    Anne : Your praise always means a lot to me. And thanks for the wish for good luck at the conference.

    Kitty : Yes, VOYAGER had so much promise and failed with it. I think you'll like MARLENE by her daughter Riva. It is long, but you get to know a fascinating person and the times in which she lived and prevailed.

    Carrie : Thanks for finding me back. I hope you enjoy the bio. It is an in-depth look, not only at Marlene, but at the puzzling, exotic, and fascinating world in which she lived and struggled with no sure promise of success -- just her indomitable spirit and her refusal to accept defeat.

    MissV : I'm glad you liked my autographed photo of Marlene. It is one of my happy possessions. I collect autographs of movie stars and authors that have influenced me.

    When I grew up fatherless, my mother would point out Jimmy Stewart {MR. SMITH GOES TO WASHINGTON} and Gregory Peck {THE BIG COUNTRY} in the late night movies and say, "They are heroes, Roland. Ones that deserve the name. Live so that those words might someday be said of you."

    I guess that is why I have autographs of both of those men. If I have a bit of their spirit within me that would be even better.

    Carole Anne : Thanks for urging me not to quit. Some nights after reading three rejections in a row, the thought had occurred to me. But what would G'Kar say to that, right?

    Everyone, remember about tomorrow's Flirt Blogfest. My entry is about a man who flirts, not only with love, but with death as well. Have a lovely weekend, Roland

  13. Beautifully written post. As always.

    As for Diana Krall, I just love her! My favourite female artist of all time.

    PS. As for quitting?

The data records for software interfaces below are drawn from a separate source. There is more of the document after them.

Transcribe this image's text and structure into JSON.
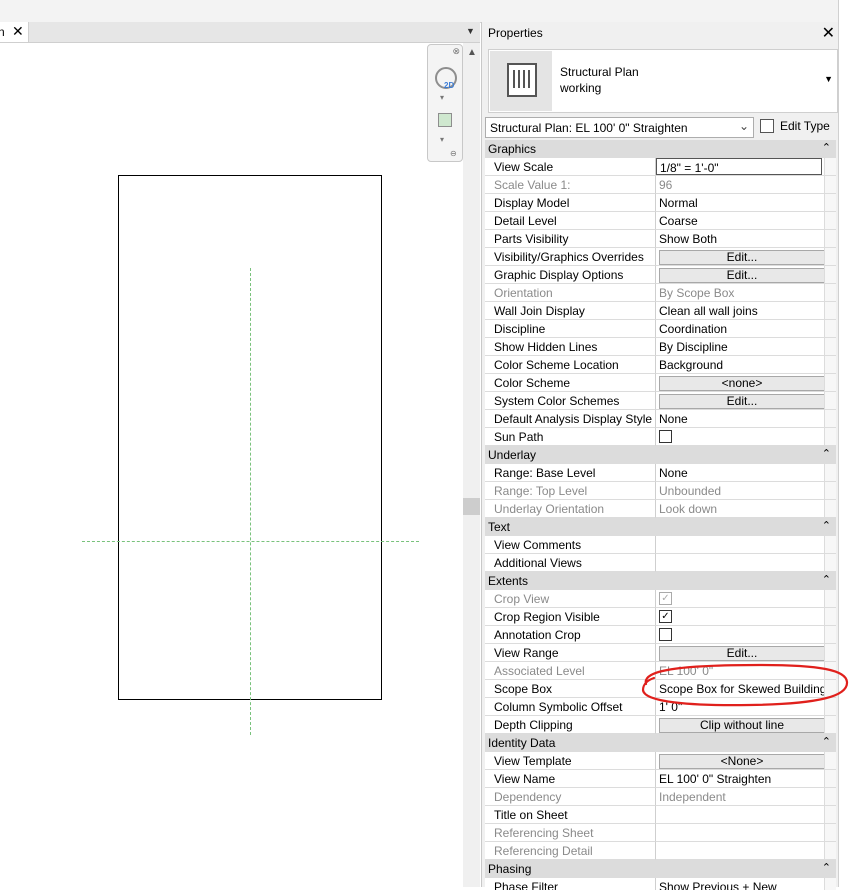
{
  "view_tab": {
    "title_partial": "n",
    "close_glyph": "✕"
  },
  "canvas": {
    "up_arrow": "▲"
  },
  "properties": {
    "title": "Properties",
    "close_glyph": "✕",
    "type_name_line1": "Structural Plan",
    "type_name_line2": "working",
    "view_selector_value": "Structural Plan: EL 100'  0\" Straighten",
    "edit_type_label": "Edit Type",
    "rows": [
      {
        "kind": "cat",
        "label": "Graphics"
      },
      {
        "kind": "prop",
        "label": "View Scale",
        "value": "1/8\" = 1'-0\"",
        "editbox": true
      },
      {
        "kind": "prop",
        "label": "Scale Value    1:",
        "value": "96",
        "disabled": true
      },
      {
        "kind": "prop",
        "label": "Display Model",
        "value": "Normal"
      },
      {
        "kind": "prop",
        "label": "Detail Level",
        "value": "Coarse"
      },
      {
        "kind": "prop",
        "label": "Parts Visibility",
        "value": "Show Both"
      },
      {
        "kind": "prop",
        "label": "Visibility/Graphics Overrides",
        "value": "Edit...",
        "button": true
      },
      {
        "kind": "prop",
        "label": "Graphic Display Options",
        "value": "Edit...",
        "button": true
      },
      {
        "kind": "prop",
        "label": "Orientation",
        "value": "By Scope Box",
        "disabled": true
      },
      {
        "kind": "prop",
        "label": "Wall Join Display",
        "value": "Clean all wall joins"
      },
      {
        "kind": "prop",
        "label": "Discipline",
        "value": "Coordination"
      },
      {
        "kind": "prop",
        "label": "Show Hidden Lines",
        "value": "By Discipline"
      },
      {
        "kind": "prop",
        "label": "Color Scheme Location",
        "value": "Background"
      },
      {
        "kind": "prop",
        "label": "Color Scheme",
        "value": "<none>",
        "button": true
      },
      {
        "kind": "prop",
        "label": "System Color Schemes",
        "value": "Edit...",
        "button": true
      },
      {
        "kind": "prop",
        "label": "Default Analysis Display Style",
        "value": "None"
      },
      {
        "kind": "prop",
        "label": "Sun Path",
        "checkbox": true,
        "checked": false
      },
      {
        "kind": "cat",
        "label": "Underlay"
      },
      {
        "kind": "prop",
        "label": "Range: Base Level",
        "value": "None"
      },
      {
        "kind": "prop",
        "label": "Range: Top Level",
        "value": "Unbounded",
        "disabled": true
      },
      {
        "kind": "prop",
        "label": "Underlay Orientation",
        "value": "Look down",
        "disabled": true
      },
      {
        "kind": "cat",
        "label": "Text"
      },
      {
        "kind": "prop",
        "label": "View Comments",
        "value": ""
      },
      {
        "kind": "prop",
        "label": "Additional Views",
        "value": ""
      },
      {
        "kind": "cat",
        "label": "Extents"
      },
      {
        "kind": "prop",
        "label": "Crop View",
        "checkbox": true,
        "checked": true,
        "disabled": true
      },
      {
        "kind": "prop",
        "label": "Crop Region Visible",
        "checkbox": true,
        "checked": true
      },
      {
        "kind": "prop",
        "label": "Annotation Crop",
        "checkbox": true,
        "checked": false
      },
      {
        "kind": "prop",
        "label": "View Range",
        "value": "Edit...",
        "button": true
      },
      {
        "kind": "prop",
        "label": "Associated Level",
        "value": "EL 100'  0\"",
        "disabled": true
      },
      {
        "kind": "prop",
        "label": "Scope Box",
        "value": "Scope Box for Skewed Building"
      },
      {
        "kind": "prop",
        "label": "Column Symbolic Offset",
        "value": "1'  0\""
      },
      {
        "kind": "prop",
        "label": "Depth Clipping",
        "value": "Clip without line",
        "button": true
      },
      {
        "kind": "cat",
        "label": "Identity Data"
      },
      {
        "kind": "prop",
        "label": "View Template",
        "value": "<None>",
        "button": true
      },
      {
        "kind": "prop",
        "label": "View Name",
        "value": "EL 100'  0\" Straighten"
      },
      {
        "kind": "prop",
        "label": "Dependency",
        "value": "Independent",
        "disabled": true
      },
      {
        "kind": "prop",
        "label": "Title on Sheet",
        "value": ""
      },
      {
        "kind": "prop",
        "label": "Referencing Sheet",
        "value": "",
        "disabled": true
      },
      {
        "kind": "prop",
        "label": "Referencing Detail",
        "value": "",
        "disabled": true
      },
      {
        "kind": "cat",
        "label": "Phasing"
      },
      {
        "kind": "prop",
        "label": "Phase Filter",
        "value": "Show Previous + New"
      }
    ]
  },
  "icons": {
    "collapse": "chevron-double-up-icon",
    "dropdown": "chevron-down-icon",
    "close": "close-icon",
    "steering_wheel": "steering-wheel-icon",
    "zoom": "zoom-region-icon"
  },
  "colors": {
    "annotation_red": "#e0201c",
    "ref_plane_green": "#79c27c"
  }
}
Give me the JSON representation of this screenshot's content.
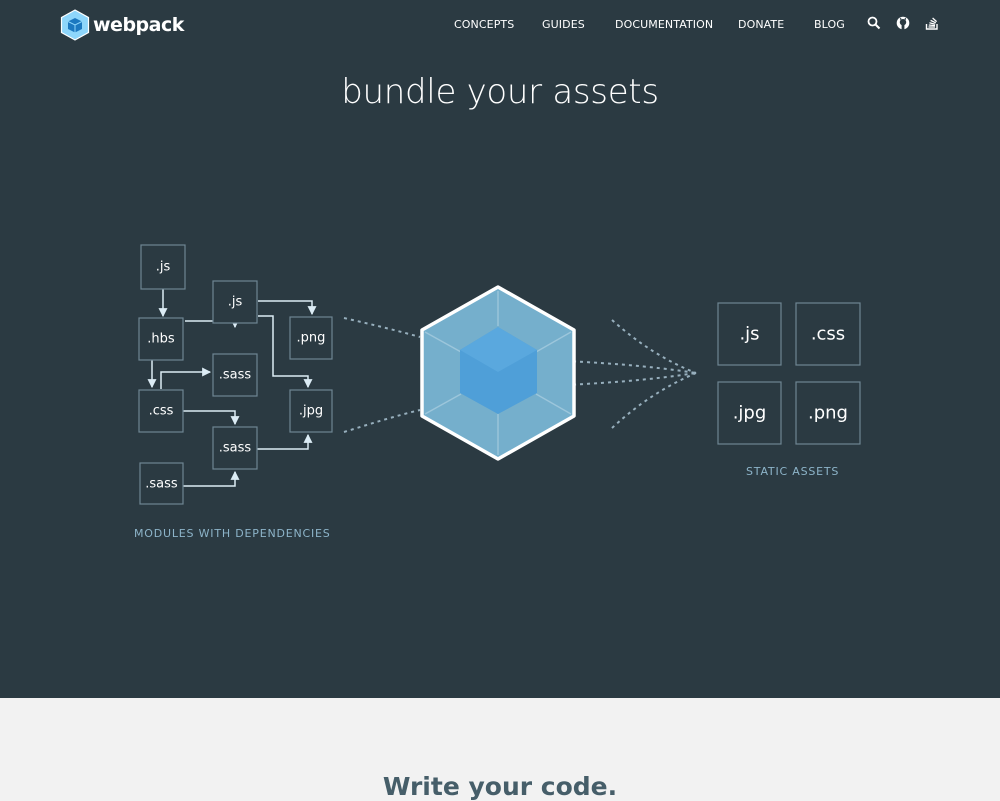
{
  "header": {
    "brand": "webpack",
    "nav": [
      {
        "label": "CONCEPTS"
      },
      {
        "label": "GUIDES"
      },
      {
        "label": "DOCUMENTATION"
      },
      {
        "label": "DONATE"
      },
      {
        "label": "BLOG"
      }
    ],
    "icons": [
      "search-icon",
      "github-icon",
      "stackoverflow-icon"
    ]
  },
  "hero": {
    "title": "bundle your assets",
    "modules": [
      ".js",
      ".js",
      ".hbs",
      ".png",
      ".sass",
      ".css",
      ".jpg",
      ".sass",
      ".sass"
    ],
    "modules_caption": "MODULES WITH DEPENDENCIES",
    "assets": [
      ".js",
      ".css",
      ".jpg",
      ".png"
    ],
    "assets_caption": "STATIC ASSETS"
  },
  "section": {
    "title": "Write your code."
  },
  "colors": {
    "hero_background": "#2b3a42",
    "accent": "#8db4c9",
    "cube_outer": "#75afcc",
    "cube_inner": "#4f9fd8",
    "section_background": "#f2f2f2",
    "section_title": "#465e69"
  }
}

Don't you dare!

    PPS. Hope the conference goes well, Roland :)

  14. Fantastic post!
    Love it- Hollywood PMS :)